HuffPo‘s Paul Blumenthal and JM Rieger discovered that if Bannon discussed immigration problems on Breitbart podcasts and radio programs, he always appealed to the widely-despised 1973 book. The terrorists put a chunk of the references of Bannon together. In addressing a perceived “invasion” of immigrants into the US and other western nations, Bannon consistently characterizes the situation with exhausted phrases such as, “I call it the Camp of the Saints.”
If you’ve never heard of The Camp of the Saints earlier, it is likely because you are not a bigot. The publication never gained traction past the far-right in circles. As soon as an English version was released in 1975, Kirkus took no offenders, concluding: “The publishers are presenting The Camp of the Saints as a significant occasion, and it likely is, in much the same sense that Mein Kampf proved to be a significant occasion”
You may be wondering “Could it actually be Mein Kampf poor?” Well, let us just Have a Look at the book’s assumption, as outlined by HuffPo:
The storyline of The Camp of the Saints follows a poor Indian demagogue, called “the turd-eater” since he literally eats shit, and the deformed, seemingly psychic child who sits on his shoulders. Together, they lead an “armada” of all 800,000 impoverished Indians drifting into France. Dithering European politicians, bureaucrats and spiritual leaders, including a liberal pope from Latin America, disagreement whether to let the ships land and accept the Indians or to get the right thing – from the publication’s eyesight – by recognizing that the threat that the migrants pose and murdering them all.
This paragraph speaks for itself.
The novel was penned by Jean Raspail, a man Wikipedia describes, in high apocalyptic style, as an “author, explorer and traveller.” He has produced an extensive body of work within his lifetime and has received accolades for his contributions to analysis.

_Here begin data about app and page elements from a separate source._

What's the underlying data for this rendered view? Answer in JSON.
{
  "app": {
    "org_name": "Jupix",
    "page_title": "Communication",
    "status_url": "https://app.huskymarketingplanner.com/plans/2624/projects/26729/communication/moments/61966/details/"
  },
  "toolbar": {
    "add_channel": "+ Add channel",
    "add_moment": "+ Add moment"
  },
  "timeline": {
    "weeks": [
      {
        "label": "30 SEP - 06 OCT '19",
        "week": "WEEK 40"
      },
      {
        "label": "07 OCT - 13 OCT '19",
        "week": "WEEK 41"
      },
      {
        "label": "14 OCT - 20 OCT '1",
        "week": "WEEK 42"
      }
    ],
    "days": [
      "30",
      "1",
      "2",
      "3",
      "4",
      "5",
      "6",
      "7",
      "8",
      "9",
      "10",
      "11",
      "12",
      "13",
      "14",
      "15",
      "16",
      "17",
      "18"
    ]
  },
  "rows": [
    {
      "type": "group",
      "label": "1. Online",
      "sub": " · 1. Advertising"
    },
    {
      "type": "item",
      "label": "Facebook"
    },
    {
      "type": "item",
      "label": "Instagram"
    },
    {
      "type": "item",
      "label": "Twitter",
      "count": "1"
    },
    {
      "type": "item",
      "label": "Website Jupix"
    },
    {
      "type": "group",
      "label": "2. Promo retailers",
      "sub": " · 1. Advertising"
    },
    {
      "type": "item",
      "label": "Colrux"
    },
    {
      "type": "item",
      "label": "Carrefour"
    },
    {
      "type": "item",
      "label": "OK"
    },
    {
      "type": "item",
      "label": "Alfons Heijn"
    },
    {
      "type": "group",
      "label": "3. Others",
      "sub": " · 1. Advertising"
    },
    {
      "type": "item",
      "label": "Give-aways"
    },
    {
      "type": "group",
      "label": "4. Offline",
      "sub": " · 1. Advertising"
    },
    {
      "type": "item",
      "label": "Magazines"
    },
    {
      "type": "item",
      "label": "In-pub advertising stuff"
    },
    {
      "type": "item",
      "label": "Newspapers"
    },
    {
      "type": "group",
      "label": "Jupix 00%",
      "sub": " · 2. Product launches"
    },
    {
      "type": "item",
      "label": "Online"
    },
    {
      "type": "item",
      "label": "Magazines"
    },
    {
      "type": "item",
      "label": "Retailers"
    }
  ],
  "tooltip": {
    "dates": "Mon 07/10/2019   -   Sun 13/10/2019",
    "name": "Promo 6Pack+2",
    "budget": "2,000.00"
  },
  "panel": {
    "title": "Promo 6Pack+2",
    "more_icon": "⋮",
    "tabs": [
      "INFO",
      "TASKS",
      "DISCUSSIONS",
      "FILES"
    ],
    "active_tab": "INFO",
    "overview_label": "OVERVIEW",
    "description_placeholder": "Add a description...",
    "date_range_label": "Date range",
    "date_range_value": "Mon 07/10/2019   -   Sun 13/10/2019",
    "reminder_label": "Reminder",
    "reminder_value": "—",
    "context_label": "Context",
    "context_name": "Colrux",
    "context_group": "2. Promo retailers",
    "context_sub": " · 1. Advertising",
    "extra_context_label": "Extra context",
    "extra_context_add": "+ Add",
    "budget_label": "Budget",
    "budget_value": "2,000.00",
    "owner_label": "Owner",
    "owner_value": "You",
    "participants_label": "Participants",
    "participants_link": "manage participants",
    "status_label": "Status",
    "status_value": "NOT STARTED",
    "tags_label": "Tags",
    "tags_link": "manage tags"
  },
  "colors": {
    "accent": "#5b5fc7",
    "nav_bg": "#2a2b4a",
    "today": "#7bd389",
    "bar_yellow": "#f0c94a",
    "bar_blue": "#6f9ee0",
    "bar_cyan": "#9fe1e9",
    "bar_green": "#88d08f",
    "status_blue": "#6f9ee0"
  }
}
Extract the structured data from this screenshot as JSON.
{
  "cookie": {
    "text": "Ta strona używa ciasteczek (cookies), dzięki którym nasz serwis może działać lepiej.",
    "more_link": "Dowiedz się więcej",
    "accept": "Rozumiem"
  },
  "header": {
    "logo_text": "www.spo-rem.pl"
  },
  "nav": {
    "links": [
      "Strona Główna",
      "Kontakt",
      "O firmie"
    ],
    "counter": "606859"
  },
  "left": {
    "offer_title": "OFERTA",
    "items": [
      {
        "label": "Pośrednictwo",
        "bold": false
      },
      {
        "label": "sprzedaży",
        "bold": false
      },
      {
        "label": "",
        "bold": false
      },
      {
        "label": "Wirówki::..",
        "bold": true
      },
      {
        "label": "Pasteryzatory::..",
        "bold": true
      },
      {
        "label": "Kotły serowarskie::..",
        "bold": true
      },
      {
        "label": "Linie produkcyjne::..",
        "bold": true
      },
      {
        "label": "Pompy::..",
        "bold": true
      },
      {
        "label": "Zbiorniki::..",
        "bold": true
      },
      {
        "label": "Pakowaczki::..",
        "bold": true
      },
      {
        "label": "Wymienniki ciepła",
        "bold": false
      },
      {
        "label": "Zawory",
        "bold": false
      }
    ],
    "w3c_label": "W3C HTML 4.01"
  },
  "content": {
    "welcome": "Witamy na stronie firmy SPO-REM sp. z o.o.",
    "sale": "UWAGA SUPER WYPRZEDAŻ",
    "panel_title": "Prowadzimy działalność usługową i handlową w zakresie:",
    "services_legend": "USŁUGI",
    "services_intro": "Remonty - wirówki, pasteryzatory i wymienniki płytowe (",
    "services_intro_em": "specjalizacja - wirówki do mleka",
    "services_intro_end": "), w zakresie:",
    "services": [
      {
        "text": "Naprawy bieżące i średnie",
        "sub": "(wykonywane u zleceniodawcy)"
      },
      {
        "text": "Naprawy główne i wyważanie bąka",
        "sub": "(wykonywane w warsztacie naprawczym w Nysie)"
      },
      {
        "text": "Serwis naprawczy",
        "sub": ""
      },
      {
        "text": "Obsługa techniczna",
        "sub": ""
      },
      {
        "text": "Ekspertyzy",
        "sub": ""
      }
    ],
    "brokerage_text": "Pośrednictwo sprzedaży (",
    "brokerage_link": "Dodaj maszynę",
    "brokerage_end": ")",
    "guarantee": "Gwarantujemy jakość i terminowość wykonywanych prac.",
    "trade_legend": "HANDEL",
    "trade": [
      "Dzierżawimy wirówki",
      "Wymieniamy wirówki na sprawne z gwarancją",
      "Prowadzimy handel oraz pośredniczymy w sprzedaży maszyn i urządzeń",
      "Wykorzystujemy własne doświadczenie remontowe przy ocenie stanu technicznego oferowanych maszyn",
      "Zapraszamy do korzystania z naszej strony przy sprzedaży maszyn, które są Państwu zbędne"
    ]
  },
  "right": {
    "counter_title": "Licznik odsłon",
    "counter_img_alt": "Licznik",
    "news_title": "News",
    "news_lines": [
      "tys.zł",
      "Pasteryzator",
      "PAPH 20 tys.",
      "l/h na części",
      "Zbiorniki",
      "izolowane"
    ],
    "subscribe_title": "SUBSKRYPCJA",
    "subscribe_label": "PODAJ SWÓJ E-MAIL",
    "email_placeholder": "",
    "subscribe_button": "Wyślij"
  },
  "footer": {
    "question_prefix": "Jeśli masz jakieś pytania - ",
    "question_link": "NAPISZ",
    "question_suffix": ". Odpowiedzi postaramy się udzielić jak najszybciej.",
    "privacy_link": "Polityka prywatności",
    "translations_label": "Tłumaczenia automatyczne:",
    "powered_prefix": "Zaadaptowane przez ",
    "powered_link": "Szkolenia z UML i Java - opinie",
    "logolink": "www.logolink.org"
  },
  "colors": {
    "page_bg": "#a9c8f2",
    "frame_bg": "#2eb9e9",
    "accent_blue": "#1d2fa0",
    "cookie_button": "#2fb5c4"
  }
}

Oh, and in 2004 he had been sued by the International League against Racism and Anti-Semitism for inciting racial hatred, even although the petition was reversed by the court.
The publication has gone into reprint a couple of times from the U.S. Scribner has been the first American publishing house to have the manuscript that was interpreted, but following weak sales the torch has been handed to Cordelia Scaife May, sister of the conservative benefactor, Richard Mellon Scaife. The next time that the publication went into print was by John Tanton’s small publishing house, Social Contract Press, that urges for intense population management and has bothering historic connections to white nationalist groups; it’s been termed a “hate group” by the Southern Poverty Law Center. The most recent series of the book was in 2001; we wouldn’t be shocked if a new variant is soon encouraged by Bannon.
The entire post is well worth a look. But yet another question for our own readership? Writers and readers know better than most just how much our personal proclivities show.